Frequent urination, straining to pee, and/or painful urination are common symptoms of a UTI. Other signs of a UTI are blood in the urine, dripping or leaking urine, and frequent licking of the genitals.

Are certain dog breeds prone to urinary incontinence?

Any dog may develop urinary incontinence, but some breeds appear more prone:

  • German Shepherds
  • Rottweilers
  • English Springer Spaniels
  • Doberman Pinschers
  • Weimaraners
  • Old English Sheepdogs
  • Dalmatians
  • Bearded Collies and Collies
  • Boxers
  • Siberian Huskies
Are older, spayed, female dogs more prone to incontinence?

Yes. Estrogen decreases after a female dog is spayed and as they age. Over time, it can result in the inability to close their urinary sphincter fully. This is also called urethral incompetence. Older, non-spayed female dogs sometimes experience urinary incontinence related to lower estrogen, too.
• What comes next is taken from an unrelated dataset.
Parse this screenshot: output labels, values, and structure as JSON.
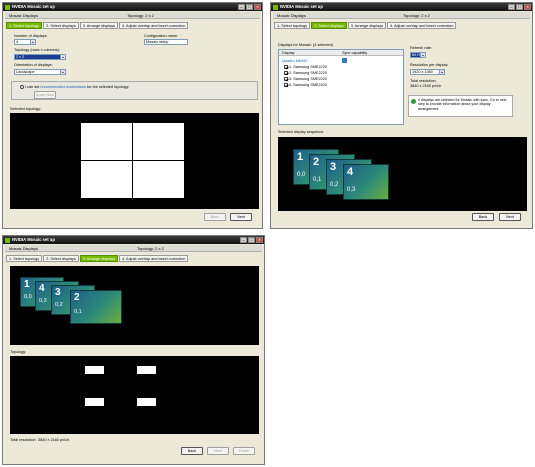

What are the signs of kidney failure in dogs?

Symptoms of kidney failure in dogs include:

  • Weight loss
  • Nausea and vomiting
  • Pale gums
  • Loss of balance or stumbling
  • Chemical smell to the breath
  • Significant loss of appetite
Are there natural remedies for dog incontinence?

Natural Incontinence Remedies include:

  • Phytoestrogens. There are plant-derived estrogens used to treat spay-related incontinence.
  • Corn Silk. Some people use corn silk as a supportive treatment and remedy.
  • Saw Palmetto. This herb works as an anti-inflammatory.
  • Sang Piao Xiao San. This is a Chinese remedy made from praying mantis egg cases.
  • Acupuncture.
Are doggy diapers really a thing?

Diapers help reduce how much you need to clean around your house. They are especially helpful to senior dogs that know they have to go but can’t reach the door in time. Absorbent bedding is also helpful. It’s hygienic, easier to clean (just throw them away), and pulls urine away from your dog’s skin, reducing irritation and “diaper rash.” It also might help to keep a pee pad near the door when they are not wearing a diaper.

This article is meant to provide general and not medical advice. We strongly recommend that a veterinarian be consulted for the specific medical needs of your animal.

Sources

PetMD
North Downs Specialists
VCA Animal Hospitals